*** Begin section ***

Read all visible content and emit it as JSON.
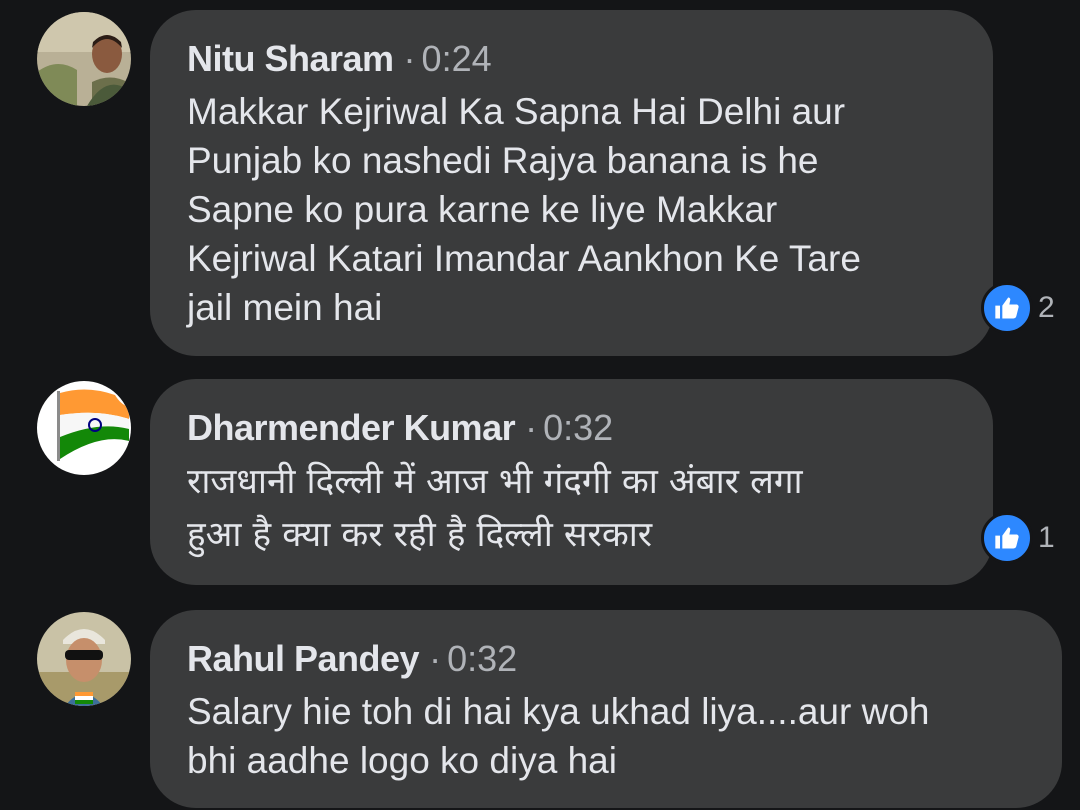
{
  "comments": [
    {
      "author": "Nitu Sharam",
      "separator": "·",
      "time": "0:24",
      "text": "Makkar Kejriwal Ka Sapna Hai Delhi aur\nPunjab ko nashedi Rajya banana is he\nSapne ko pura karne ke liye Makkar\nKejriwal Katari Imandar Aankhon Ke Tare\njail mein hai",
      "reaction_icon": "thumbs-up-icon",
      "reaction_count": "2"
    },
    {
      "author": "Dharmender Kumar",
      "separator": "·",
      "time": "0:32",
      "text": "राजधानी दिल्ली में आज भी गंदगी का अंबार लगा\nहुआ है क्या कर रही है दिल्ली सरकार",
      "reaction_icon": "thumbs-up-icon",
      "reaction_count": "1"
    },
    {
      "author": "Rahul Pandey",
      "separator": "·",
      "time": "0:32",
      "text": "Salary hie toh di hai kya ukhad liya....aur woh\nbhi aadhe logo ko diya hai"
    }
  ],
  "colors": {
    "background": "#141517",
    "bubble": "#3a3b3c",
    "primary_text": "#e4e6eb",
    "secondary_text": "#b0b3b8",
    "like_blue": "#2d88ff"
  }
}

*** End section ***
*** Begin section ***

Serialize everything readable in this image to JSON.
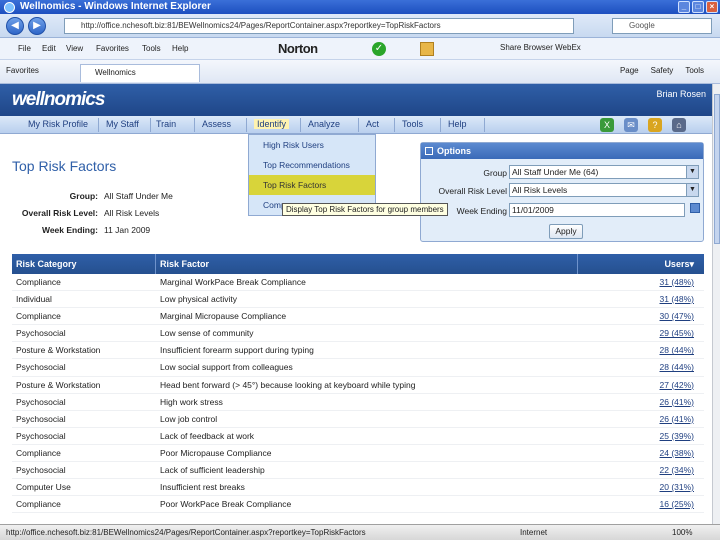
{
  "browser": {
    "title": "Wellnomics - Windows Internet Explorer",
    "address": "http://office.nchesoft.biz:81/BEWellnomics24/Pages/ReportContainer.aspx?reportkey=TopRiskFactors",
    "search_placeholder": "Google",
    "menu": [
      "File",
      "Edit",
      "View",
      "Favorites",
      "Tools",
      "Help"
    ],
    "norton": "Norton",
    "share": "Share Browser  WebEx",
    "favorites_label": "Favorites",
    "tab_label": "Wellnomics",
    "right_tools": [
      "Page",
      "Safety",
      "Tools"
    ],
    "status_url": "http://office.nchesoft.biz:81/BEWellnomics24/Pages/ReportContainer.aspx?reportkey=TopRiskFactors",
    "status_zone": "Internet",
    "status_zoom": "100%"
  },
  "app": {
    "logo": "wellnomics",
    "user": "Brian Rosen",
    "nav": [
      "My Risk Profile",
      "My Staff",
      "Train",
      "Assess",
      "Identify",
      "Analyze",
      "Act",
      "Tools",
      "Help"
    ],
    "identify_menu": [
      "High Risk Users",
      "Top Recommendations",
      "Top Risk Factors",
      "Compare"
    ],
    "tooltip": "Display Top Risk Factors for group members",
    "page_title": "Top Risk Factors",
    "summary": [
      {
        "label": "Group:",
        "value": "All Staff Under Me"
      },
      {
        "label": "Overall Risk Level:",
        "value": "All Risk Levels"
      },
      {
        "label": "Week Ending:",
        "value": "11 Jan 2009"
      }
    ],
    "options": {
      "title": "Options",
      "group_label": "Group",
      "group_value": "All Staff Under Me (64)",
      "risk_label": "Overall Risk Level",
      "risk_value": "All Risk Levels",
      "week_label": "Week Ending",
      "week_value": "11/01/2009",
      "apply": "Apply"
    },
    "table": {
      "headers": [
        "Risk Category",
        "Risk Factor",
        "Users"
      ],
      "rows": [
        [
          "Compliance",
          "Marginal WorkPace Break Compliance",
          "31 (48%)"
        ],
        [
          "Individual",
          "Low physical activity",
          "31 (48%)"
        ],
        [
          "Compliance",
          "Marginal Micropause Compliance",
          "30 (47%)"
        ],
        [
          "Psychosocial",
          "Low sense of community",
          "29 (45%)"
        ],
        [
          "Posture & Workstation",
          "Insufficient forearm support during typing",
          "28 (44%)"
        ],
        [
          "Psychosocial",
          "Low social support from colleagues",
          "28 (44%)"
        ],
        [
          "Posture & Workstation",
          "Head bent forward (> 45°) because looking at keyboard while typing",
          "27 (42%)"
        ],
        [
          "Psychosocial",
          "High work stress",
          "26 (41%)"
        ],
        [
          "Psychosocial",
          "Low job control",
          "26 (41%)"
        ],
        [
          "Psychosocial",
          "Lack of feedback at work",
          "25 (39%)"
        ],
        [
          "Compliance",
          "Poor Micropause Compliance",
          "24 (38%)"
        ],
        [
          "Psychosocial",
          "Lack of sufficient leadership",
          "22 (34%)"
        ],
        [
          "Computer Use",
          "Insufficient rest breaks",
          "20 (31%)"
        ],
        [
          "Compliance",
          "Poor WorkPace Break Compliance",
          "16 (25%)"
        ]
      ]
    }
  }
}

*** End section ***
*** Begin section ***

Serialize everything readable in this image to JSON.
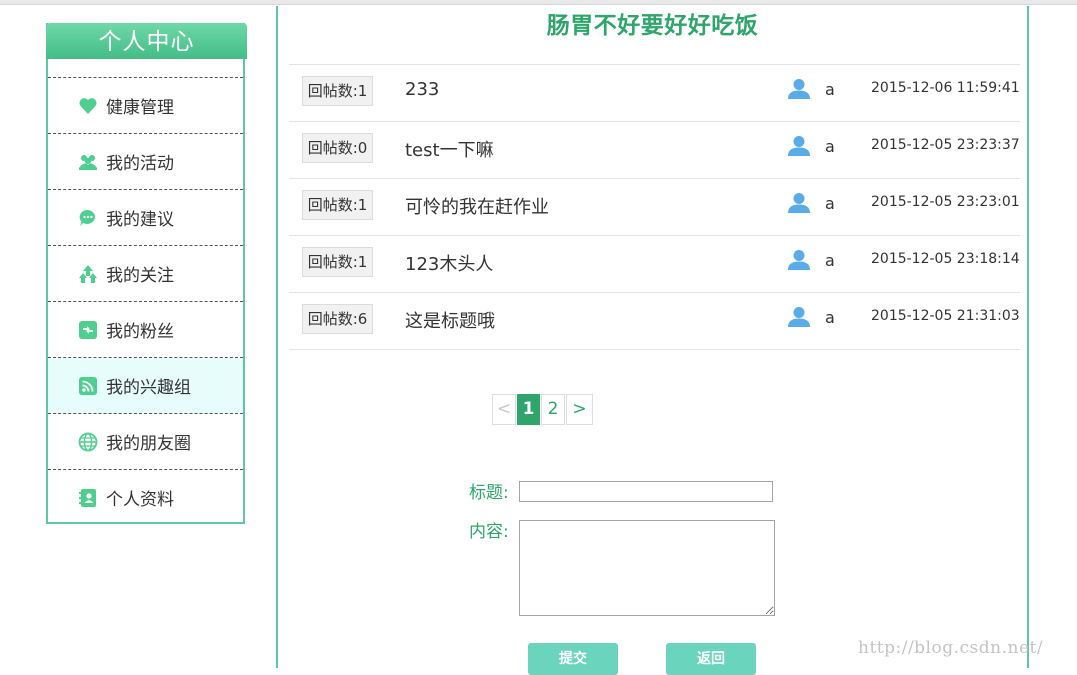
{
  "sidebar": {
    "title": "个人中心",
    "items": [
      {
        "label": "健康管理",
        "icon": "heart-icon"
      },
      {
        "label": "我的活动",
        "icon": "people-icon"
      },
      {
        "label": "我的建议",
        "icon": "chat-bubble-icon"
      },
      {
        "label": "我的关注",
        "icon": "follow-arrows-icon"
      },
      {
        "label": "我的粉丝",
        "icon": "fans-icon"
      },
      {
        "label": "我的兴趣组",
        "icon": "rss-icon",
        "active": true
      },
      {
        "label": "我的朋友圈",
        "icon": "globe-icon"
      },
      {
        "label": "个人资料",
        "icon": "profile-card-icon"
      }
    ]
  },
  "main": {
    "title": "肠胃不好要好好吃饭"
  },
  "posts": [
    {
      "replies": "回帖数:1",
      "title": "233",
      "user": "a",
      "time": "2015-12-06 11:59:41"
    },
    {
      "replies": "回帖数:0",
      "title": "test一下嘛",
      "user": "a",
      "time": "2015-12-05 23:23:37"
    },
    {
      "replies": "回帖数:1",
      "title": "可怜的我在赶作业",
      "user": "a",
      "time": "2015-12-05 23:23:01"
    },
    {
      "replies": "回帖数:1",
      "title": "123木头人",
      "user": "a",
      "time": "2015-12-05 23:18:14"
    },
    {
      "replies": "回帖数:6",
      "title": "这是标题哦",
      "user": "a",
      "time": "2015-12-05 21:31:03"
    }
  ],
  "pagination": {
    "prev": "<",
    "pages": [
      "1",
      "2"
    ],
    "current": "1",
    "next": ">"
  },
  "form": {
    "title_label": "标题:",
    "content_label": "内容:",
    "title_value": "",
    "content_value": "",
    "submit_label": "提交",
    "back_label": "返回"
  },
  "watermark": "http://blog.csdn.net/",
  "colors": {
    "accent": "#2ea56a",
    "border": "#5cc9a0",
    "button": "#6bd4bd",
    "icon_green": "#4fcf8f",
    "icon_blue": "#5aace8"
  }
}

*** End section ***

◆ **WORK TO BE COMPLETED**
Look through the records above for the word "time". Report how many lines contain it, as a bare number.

◆ **ANSWER TO THIS EXERCISE**
8